After years of effort by Mohave County and Kingman officials, state water authorities are expected to hear from local residents about Kingman’s rapidly diminishing water supply.
Arizona Department of Water Resources Director Thomas Buschatzke is scheduled to appear Tuesday evening for a special public meeting at the Mohave County Administrative Complex in Kingman. There, Buschatzke will hear from county residents and officials about the need for basin’s need for protection as a state-designated “Irrigation Non-Expansion Area.”
The distinction would protect the groundwater supply from future irrigation by farming interests, and prolong the sub-basin’s dwindling lifespan.
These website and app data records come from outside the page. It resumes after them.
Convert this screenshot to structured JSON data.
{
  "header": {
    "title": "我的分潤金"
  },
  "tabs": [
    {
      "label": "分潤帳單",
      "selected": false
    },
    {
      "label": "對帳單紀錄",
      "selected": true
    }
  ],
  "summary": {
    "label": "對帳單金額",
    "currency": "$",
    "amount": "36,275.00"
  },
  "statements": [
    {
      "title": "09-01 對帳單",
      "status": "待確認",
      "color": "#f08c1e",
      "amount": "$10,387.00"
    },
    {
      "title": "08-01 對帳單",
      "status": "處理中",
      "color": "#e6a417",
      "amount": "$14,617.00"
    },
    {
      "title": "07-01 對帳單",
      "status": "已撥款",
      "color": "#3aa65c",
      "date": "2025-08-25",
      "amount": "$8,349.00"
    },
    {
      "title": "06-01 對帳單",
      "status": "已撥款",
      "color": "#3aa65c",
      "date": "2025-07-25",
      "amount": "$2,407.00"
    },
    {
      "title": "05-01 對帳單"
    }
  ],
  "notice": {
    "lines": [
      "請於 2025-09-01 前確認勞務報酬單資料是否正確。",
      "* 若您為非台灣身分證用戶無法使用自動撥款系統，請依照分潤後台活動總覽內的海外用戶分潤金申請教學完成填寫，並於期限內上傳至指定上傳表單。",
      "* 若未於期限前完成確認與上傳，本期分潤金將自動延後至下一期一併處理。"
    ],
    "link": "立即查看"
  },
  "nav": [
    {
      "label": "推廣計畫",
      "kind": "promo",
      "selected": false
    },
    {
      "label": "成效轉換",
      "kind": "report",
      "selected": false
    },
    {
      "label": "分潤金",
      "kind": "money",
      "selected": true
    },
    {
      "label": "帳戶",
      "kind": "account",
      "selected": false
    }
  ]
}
And that protection will be needed, according to a 2017 study by the U.S. Geological Survey. Without Buschatzke’s help, Kingman’s primary water supply could be depleted within the next century.
In 2017, Mohave County officials partnered with the city of Kingman, the U.S. Geological Survey, the Arizona Water Science Center and the U.S. Department of the Interior to create a groundwater flow model for the 1,200 square-mile Hualapai Basin, and its three sub-basins. The study was expected to inform future decisions about the county’s water supply. But when that study concluded in 2019, it presented evidence of a greater need for conservation.
Almost 10 years ago, the Hualapai sub-basin was losing more than 5,600 more annual acre-feet of water than the basin could naturally recharge, even before agricultural interests settled in the area. Now, county records show that the sub-basin’s deficit may be about 30,900 acre-feet of water per year. As of 2019, U.S. Geological Survey officials said water levels in the sub-basin were falling annually by as much as 9.7 feet.
According to statements earlier this year by Mohave County Development Services Director Tim Walsh, almost 60% of the Hualapai Valley Sub-Basin’s supply of groundwater is used by agricultural interests in the Kingman area.
And if the basin’s water level were to fall below 1,200 feet above the mean sea level, Kingman’s primary water supply would become virtually unusable.
County records show that if Kingman’s demand for water were to grow by 2.5% within the next 30 years, with no new agricultural demand, groundwater levels within the Hualapai sub-basin would sustain Kingman for another 100 years.
According to Mohave County officials, there are 77,743 acres of farmland within the sub-basin area, but only about 8,400 acres are cultivated. If all of those acres of farmland were developed at once, however, the basin would be depleted in as little as 50 years.
But Walsh said earlier this year that even if the city experienced no further growth, expectations remained bleak – the Hualapai sub-basin would sustain Kingman’s needs for only another 143 years at current trends.
The Mohave County Board of Supervisors has appealed to the Arizona Department of Water Resources for increased protection of the Hualapai groundwater sub-basin. But until now, the state agency may have hesitated to designate the aquifer as an “Irrigation Non-Expansion Area” due to state policy that prevented such a designation due to predicted future measurements, rather than based on present water supply.
County officials have sought to address the issue with injection ponds and other implements to recharge the basin in recent years, but none of the county’s efforts to date have been able to meet the sub-basin’s continuing deficit.
Now, county supervisors are urging members of the Kingman and unincorporated Mohave County communities to attend Tuesday’s meeting, either in person or online.
“Everyone in the Kingman and Vale Vista areas who are interested in this issue should make a point in participating in the meeting,” said Supervisor Travis Lingenfelter last week in a Today’s News-Herald interview. “It’s important to have your voice heard.”
The meeting is scheduled to take place starting at 6 p.m. Tuesday at 700 W. Beale St. in Kingman. County residents who cannot attend the meeting in person may join via webinar at https://adwr.info/3CILWF9. Residents may also join via teleconference by calling 415-655-0001, with access code 2598 199 9129.
Public Meeting on the Hualapai Valley Sub-Basin
Speaker: Arizona Department of Water Resources Director Thomas Buschatzke
Where: 700 W. Beale St. in Kingman